    • Alara Rogers

      A better solution than “litigation and government intervention” at the level of “You paid me too little! I’ll sue ya!” would be mandating that employers over a certain size publish statistics breaking down their workforce salaries by race, gender, seniority, and labor category. Part of the reason employers are able to pay some people less than others despite equal qualifications is that in America, we think it’s acceptable to keep salaries a deep dark secret. Now, I’m not in favor of releasing statistics about individuals’ salaries, but a large company producing a breakdown by race/gender/labor category/experience would more or less instantly be forced to display any racial or gender biases in either who they hire or what pay they hire them for. And then this would empower employees to be able to say “Well, this says you pay me less than the average that you pay other people doing my job, with my experience, so are you gonna give me a raise or am I gonna walk?”

      Right now all the power is in the hands of the employer because the employee has no way of knowing if their own salary is average, below average, or above average. Force transparency, and you benefit workers in *many* ways… not just women, not just minorities, but even white dudes who are being underpaid because the boss doesn’t like their face.

  9. Jo Paoletti

    1) This would appear to be a change in subject, perhaps better suited for a new thread.

    2) In answer to the first question Frank poses (what do we do about gender pay inequity), I would think that beginning the discussion with a common set of facts would be an essential first step, which is why critiquing the original paper is not simply an academic exercise.

  10. this is what happens when journalists play sociologists. see also David Brooks.

  11. Pingback: Calling for Curtains on Hanna Rosin’s The End of Men

Leave a Reply

Fill in your details below or click an icon to log in:

WordPress.com Logo

You are commenting using your WordPress.com account.

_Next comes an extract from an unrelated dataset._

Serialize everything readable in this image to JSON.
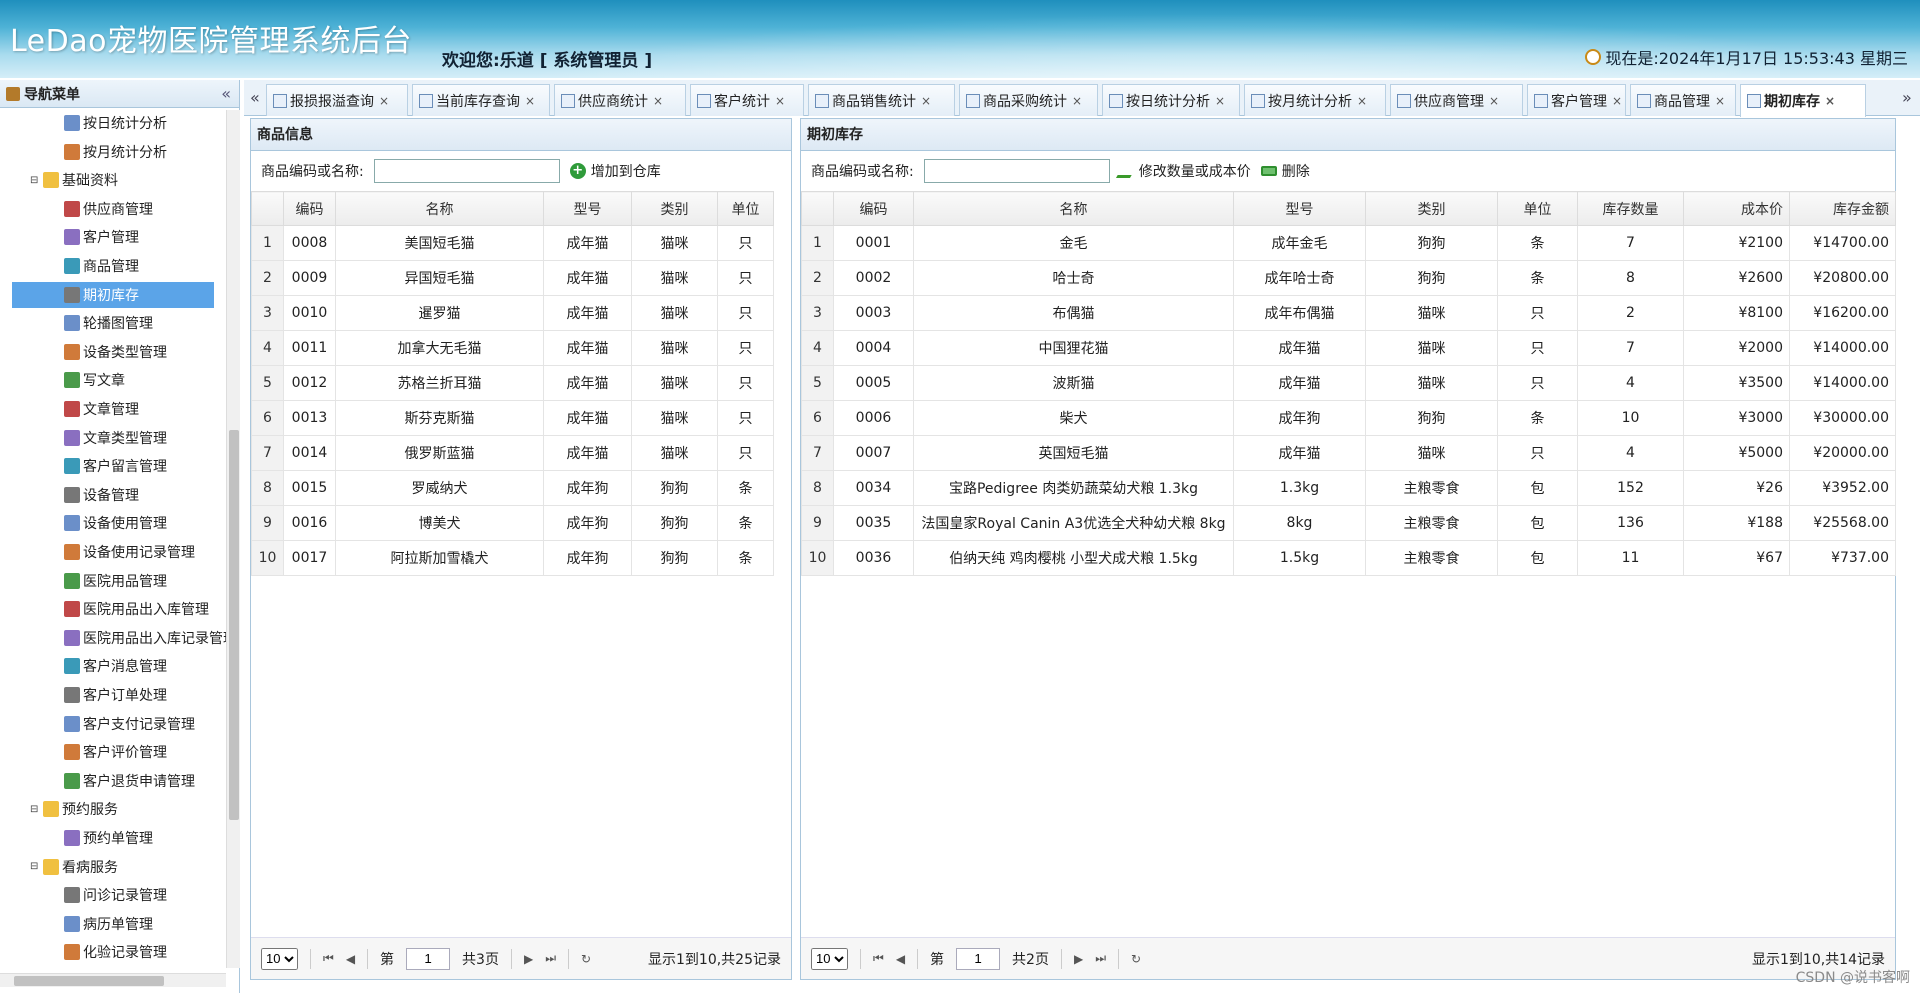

Log Out / Change )

Twitter picture

You are commenting using your Twitter account. Log Out / Change )

Facebook photo

You are commenting using your Facebook account. Log Out / Change )

Google+ photo

You are commenting using your Google+ account. Log Out / Change )

Connecting to %s